The Melsetter W.I. Homecraft Club was started, which functions under the guidance of W.I. members and is financially self-supporting and does a valuable service in teaching its African members domestic economy, hygiene, budgetting, and how to run their meetings. Some Club members have attended external leadership courses, and net-ball is a favourite relaxation. Other clubs in the district are also run by W.I. members.

Rabies caused considerable anxiety for some months; some people were bitten and had to undergo the very painful series of injections, and great care had to be exercised in all contacts with animals.

In 1957 the direct road to the Waterfall was widened for two-way traffic, and in 1958 the Road Council did a good job repairing and gravelling the village streets, but any improvement to unsealed roads can only be temporary and the streets continue to be a problem.

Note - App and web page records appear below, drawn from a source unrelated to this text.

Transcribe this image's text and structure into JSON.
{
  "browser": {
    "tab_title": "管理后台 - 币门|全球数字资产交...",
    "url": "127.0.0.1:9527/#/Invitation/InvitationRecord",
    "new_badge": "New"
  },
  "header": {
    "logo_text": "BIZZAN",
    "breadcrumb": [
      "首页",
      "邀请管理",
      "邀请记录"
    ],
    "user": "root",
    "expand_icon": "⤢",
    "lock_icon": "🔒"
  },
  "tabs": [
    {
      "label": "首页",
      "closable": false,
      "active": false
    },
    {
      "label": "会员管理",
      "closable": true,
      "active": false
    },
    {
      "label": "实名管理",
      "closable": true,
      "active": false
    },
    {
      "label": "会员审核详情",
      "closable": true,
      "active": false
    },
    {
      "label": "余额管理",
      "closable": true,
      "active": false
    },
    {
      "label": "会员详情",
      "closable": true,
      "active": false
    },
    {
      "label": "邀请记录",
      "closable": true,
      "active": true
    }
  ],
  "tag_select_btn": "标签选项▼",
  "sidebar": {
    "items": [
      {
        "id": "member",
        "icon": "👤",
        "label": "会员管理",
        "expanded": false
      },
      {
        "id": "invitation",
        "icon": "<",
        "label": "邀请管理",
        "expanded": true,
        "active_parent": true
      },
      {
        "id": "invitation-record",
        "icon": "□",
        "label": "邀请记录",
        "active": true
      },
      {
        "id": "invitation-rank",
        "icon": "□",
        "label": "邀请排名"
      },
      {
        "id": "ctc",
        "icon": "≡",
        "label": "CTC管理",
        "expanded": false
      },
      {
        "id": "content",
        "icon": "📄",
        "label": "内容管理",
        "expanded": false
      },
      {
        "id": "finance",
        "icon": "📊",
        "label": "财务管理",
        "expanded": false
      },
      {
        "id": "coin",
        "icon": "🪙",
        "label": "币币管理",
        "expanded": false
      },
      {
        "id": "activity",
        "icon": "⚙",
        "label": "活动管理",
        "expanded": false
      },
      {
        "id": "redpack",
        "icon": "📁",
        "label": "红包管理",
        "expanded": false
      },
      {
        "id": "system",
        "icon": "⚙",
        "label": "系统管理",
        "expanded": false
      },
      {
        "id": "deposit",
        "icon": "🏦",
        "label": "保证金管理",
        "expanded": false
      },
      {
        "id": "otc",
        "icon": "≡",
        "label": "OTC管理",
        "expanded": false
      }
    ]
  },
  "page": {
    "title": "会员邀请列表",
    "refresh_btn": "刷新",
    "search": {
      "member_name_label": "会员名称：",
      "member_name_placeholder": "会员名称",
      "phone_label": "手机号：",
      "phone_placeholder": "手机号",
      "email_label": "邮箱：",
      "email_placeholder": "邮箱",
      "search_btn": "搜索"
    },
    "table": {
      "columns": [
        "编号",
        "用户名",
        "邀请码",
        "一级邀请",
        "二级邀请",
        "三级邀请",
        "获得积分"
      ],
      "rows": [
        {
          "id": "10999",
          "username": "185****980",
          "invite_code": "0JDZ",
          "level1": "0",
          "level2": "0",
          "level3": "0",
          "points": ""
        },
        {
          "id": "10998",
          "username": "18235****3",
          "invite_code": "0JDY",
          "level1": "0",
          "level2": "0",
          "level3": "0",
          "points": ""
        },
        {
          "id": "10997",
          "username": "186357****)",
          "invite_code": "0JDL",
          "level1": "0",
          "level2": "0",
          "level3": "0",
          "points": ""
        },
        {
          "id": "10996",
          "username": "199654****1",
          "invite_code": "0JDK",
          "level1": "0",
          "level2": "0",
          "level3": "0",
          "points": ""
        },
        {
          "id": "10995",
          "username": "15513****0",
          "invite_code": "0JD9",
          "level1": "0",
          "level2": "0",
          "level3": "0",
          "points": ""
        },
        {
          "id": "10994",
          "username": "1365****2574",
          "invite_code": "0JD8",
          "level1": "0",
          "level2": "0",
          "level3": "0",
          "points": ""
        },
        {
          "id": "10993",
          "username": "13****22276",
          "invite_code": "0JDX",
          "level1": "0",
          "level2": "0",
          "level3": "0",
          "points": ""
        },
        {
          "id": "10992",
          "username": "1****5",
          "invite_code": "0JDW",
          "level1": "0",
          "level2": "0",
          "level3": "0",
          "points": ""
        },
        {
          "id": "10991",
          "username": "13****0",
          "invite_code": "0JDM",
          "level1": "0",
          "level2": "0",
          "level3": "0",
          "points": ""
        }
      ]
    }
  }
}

In 1959 Harris and Olive McLeod joined Braam Olwage in building what was intended as a butchery, but soon afterwards Olwage gave up his interest and the McLeods started the Pork Pie Cafe.